What happens when u dont have a meeting place any more. And u was forced out because the buliding wasnt available any more.
 
— Debra
 
If someone wants entertainment they're going to the wrong place. Church is not a place for entertainment...or in my opinion a barrage of coffee and donuts. Why are churches today bringing the world INTO them? Then there's the thing with children...age appropriate??? These little guys can pick stuff up in service. Besides Jesus said Suffer little children, and forbid them not, to come unto me: for of such is the kingdom of heaven. Mt. 19:14.
 
— Laurie
 
I love the intentionality here as well as the challenge to look at the data. That's missing so many times. I would like to offer a contrarian's take. Church members and regular attenders have so many ways to get information: Announcements, bulletins, social channels, relationships, and email being among the options. But brand new people are likely going to check out the website and that's it. It might be wiser for churches with limited time and resources to focus their website almost exclusively to guests. This group of people isn't looking for a calendar of events but wants to know about regular programs.

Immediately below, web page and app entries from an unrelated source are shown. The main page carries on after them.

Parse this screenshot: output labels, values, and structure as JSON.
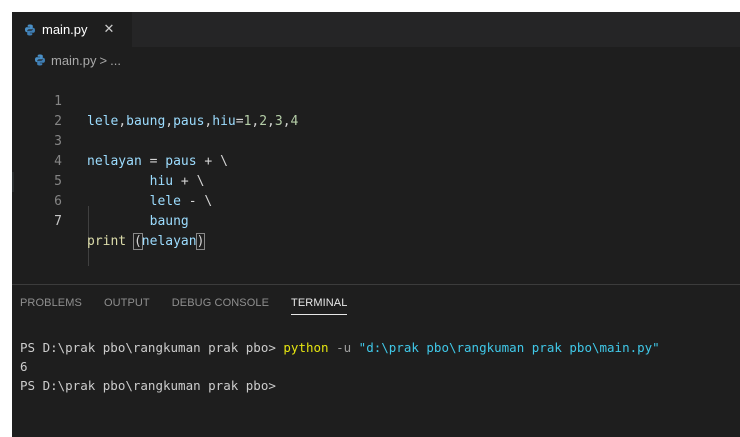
{
  "tab": {
    "label": "main.py",
    "close": "✕",
    "icon": "python-file-icon"
  },
  "breadcrumb": {
    "file": "main.py",
    "separator": ">",
    "ellipsis": "..."
  },
  "editor": {
    "line_numbers": [
      "1",
      "2",
      "3",
      "4",
      "5",
      "6",
      "7"
    ],
    "active_line": 7,
    "lines": [
      [
        "lele",
        ",",
        "baung",
        ",",
        "paus",
        ",",
        "hiu",
        "=",
        "1",
        ",",
        "2",
        ",",
        "3",
        ",",
        "4"
      ],
      [],
      [
        "nelayan",
        " = ",
        "paus",
        " + \\"
      ],
      [
        "        ",
        "hiu",
        " + \\"
      ],
      [
        "        ",
        "lele",
        " - \\"
      ],
      [
        "        ",
        "baung"
      ],
      [
        "print",
        " ",
        "(",
        "nelayan",
        ")"
      ]
    ]
  },
  "panel": {
    "tabs": [
      "PROBLEMS",
      "OUTPUT",
      "DEBUG CONSOLE",
      "TERMINAL"
    ],
    "active_tab": "TERMINAL"
  },
  "terminal": {
    "prompt1": "PS D:\\prak pbo\\rangkuman prak pbo> ",
    "command": "python",
    "flag": " -u ",
    "arg": "\"d:\\prak pbo\\rangkuman prak pbo\\main.py\"",
    "output": "6",
    "prompt2": "PS D:\\prak pbo\\rangkuman prak pbo>"
  },
  "colors": {
    "background": "#1e1e1e",
    "tabbar": "#252526",
    "variable": "#9cdcfe",
    "function": "#dcdcaa",
    "number": "#b5cea8",
    "terminal_command": "#e5e510",
    "terminal_string": "#40c8e8"
  }
}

They probably aren't interested in watching all of the messages but instead may want to preview one of the services. For the times we need church members to go to websites (sign up for camp, join a group, etc), we're probably better off designing and promoting a specific page rather than cluttering up the homepage.
 
— Michael Lukaszewski (@mlukaszewski)
 

Clarity Process

Three effective ways to start moving toward clarity right now.